  13. Of course, the Saturn rockets were all propelled forward by angel farts!

  14. paul collier

    Boy, did this kid’s mommy & daddy do a number on him.

  15. Derek Freyberg

    You have to wonder how the Chinese, Japanese, and Indian space programs managed to get anything done (like the recent Japanese mission that has flown a vehicle to land on an asteroid twice and pick up samples to bring home) without a creacrap backup.
    But that wouldn’t occur to Jason.

  16. Remember the officially atheistic Soviet Union.

  17. Right in Genesis 1, the sun and moon are supposed to “govern” the day and night, respectively. They also obey Joshua’s command in Joshua 10, and they fight alongside Yahweh in Habakkuk. The stars are the “host of heaven” who often sing Yahweh’s praise (see Psalms) and in Judges 5, they even fight for Israel. I would say the sun, moon, and stars are very much celestial deities in the Old Testament, even if people aren’t supposed to worship them.

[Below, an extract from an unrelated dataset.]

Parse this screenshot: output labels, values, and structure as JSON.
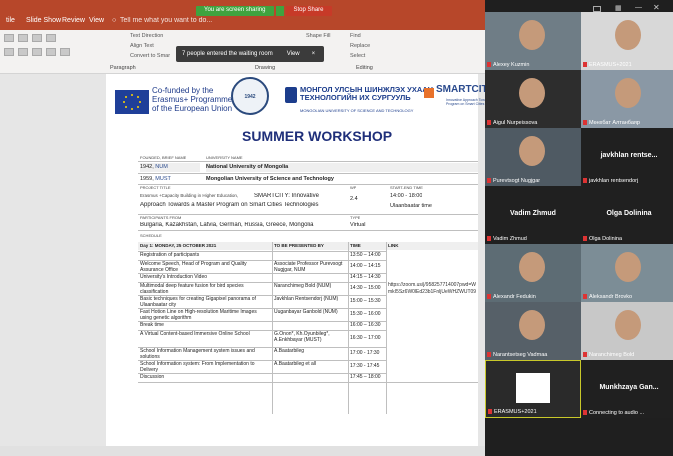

  18. @DerekF and TomS: if we go back a bit further we can wonder how on Earth the Greeks could have developed math and how the Babylonian astronomers could have observed the sky without recognizing the Glory of Jason’s god. The latter are even mentioned in Jason’s favourite Holy Book (Matth 2:1-12).

    @TomS: as Bertrand Russell pointed out marxism is modeled after christianity, so we can apply a version of that important creacrap law here:

    – something good in the former SU, thank christianity;
    – something evil in the former SU, blame atheism.

  19. Jason failed to explain why the lunar lander and the Apollo spacecraft are the result of modern engineering and science rather than religious fundamentalism , which did not design a single item carried to the moon by Apollo 11. Nor does he explain why not a single scientific law or theory, proposed by Kepler, Copernicus, Galileo and the others he mentions contains any supernatural, magical or mysterious content.
    One can only imagine a creationist moon shot. A fake ark perhaps. Powered by mysterious unexplainable magical forces speeds through space ,while its occupants solemnly recite why are there still monkeys. Exciting stuff. Magical in fact.

  20. Mark Germano

    If Christianity’s introduction to the New World provides us any lessons, it is that we are fortunate the Moon was not populated when Christians arrived there.

  21. I suspect it does provide some lessons, MarkG. Compare christianity’s introduction to the Baltic lands.

    https://en.wikipedia.org/wiki/Northern_Crusades